His final "defect" is "a dose of racism because the cameras were disproportionately placed in or near low-income inner city areas." I agree. I drive Interstate 94 from the St. Croix River into the cities, and going 73 mph in the 70 mph zone, I am passed by nearly everyone. Once I cross Interstate 494, I'll go 60 mph and most of those who would have passed me before the drop in speed limit are still doing well over 70. If everyone who sped on that route was charged $142, we could line the same roadways with gold in a couple of years. (Oh, and many of those cars are from Wisconsin. Just sayin'.)
Luke Soiseth, Lake St. Croix Beach
Another shameful revenue report
The Nov. 29 report on UnitedHealth Group's expected profits for this year and beyond is an excellent lesson in why our health care systems are struggling ("UnitedHealth expects profit gain"). In the report (which was made to an investor conference), we learn that for every dollar of premium that UHG collects, it spends 82 cents on medical care. The comparable figure for traditional Medicare is 98 cents.
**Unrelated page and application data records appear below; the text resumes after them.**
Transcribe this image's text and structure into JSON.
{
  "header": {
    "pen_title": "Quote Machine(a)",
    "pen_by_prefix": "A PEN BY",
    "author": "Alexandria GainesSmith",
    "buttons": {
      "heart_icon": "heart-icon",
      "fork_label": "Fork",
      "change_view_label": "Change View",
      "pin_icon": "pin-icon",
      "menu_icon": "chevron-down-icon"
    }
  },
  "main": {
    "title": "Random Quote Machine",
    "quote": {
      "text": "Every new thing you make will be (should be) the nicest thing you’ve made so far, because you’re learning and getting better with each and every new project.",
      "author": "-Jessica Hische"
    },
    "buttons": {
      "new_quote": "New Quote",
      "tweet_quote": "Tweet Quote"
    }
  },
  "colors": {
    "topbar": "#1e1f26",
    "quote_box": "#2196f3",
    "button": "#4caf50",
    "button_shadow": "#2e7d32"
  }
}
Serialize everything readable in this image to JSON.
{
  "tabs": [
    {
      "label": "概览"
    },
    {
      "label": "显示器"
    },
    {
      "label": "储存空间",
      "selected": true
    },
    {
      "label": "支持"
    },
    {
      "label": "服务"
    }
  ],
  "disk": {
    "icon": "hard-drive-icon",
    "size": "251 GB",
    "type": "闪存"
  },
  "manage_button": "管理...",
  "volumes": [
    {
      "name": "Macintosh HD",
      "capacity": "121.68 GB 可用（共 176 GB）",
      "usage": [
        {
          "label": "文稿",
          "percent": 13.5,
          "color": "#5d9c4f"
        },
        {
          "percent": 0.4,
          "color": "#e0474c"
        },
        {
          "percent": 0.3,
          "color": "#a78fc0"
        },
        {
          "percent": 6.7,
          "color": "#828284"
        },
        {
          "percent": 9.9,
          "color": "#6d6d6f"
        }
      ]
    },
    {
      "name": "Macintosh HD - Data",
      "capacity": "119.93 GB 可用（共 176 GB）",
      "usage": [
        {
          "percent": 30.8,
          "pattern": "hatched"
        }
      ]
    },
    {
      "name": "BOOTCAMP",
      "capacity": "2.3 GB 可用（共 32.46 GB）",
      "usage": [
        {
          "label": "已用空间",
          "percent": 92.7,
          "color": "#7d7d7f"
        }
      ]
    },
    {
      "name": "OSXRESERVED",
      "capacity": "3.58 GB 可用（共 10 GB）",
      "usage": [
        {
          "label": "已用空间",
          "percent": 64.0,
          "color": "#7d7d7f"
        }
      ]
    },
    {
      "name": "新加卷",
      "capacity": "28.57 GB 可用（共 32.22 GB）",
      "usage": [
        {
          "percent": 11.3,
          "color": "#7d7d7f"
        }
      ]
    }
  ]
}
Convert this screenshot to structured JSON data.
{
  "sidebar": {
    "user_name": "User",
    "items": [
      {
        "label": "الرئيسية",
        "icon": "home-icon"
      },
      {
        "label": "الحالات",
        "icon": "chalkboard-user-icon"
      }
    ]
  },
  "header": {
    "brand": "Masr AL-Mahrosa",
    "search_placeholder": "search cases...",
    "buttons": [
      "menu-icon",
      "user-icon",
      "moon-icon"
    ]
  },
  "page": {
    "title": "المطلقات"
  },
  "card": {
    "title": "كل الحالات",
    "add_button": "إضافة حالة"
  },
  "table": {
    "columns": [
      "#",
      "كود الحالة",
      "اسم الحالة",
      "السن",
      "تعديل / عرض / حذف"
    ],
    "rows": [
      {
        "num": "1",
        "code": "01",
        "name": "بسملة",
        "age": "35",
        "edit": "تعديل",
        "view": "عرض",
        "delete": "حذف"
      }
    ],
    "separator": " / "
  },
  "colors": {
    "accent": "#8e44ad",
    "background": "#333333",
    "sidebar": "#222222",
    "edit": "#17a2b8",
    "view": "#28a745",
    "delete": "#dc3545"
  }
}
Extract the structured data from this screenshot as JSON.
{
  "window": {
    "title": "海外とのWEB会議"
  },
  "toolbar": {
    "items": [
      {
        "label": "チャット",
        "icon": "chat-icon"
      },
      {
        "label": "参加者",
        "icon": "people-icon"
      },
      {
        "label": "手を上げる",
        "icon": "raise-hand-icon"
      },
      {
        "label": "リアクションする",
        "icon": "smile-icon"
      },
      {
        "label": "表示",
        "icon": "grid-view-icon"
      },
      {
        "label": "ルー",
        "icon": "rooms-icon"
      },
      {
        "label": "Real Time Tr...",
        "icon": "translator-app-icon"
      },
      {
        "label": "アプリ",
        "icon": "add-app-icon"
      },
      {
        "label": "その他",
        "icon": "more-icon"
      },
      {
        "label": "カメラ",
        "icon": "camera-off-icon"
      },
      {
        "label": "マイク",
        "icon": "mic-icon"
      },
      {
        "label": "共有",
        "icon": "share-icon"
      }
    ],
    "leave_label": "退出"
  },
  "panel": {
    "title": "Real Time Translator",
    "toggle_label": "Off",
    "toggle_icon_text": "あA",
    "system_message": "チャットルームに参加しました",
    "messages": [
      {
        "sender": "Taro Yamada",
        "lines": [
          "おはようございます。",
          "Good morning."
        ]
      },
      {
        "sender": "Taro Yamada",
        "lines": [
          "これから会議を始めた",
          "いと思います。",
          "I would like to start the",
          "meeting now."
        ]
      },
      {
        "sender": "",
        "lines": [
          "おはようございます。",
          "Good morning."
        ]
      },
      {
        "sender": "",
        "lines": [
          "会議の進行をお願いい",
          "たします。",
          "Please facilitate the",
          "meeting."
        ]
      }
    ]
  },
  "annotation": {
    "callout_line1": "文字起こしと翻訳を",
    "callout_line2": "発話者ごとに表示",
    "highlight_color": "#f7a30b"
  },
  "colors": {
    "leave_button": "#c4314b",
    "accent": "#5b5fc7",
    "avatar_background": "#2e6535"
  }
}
I'm sure that UHG's shareholders are smiling. Their patients: not so much.
Jim Hart, Stillwater
The writer is a retired physician.
In reality, there is only one reason why Sanford and Fairview health systems want to pursue a merger, and it has little to do with improving the care of people whether in rural areas or urban: They both want to make more money. And guess who will be paying to fill their coffers? Along that same line, maybe we should also call attention to UnitedHealth's $360 billion revenue projection for 2023, as reported in Wednesday's Business section. It's so obvious, it hurts.
Paul Waytz, Minneapolis
The writer is a retired physician.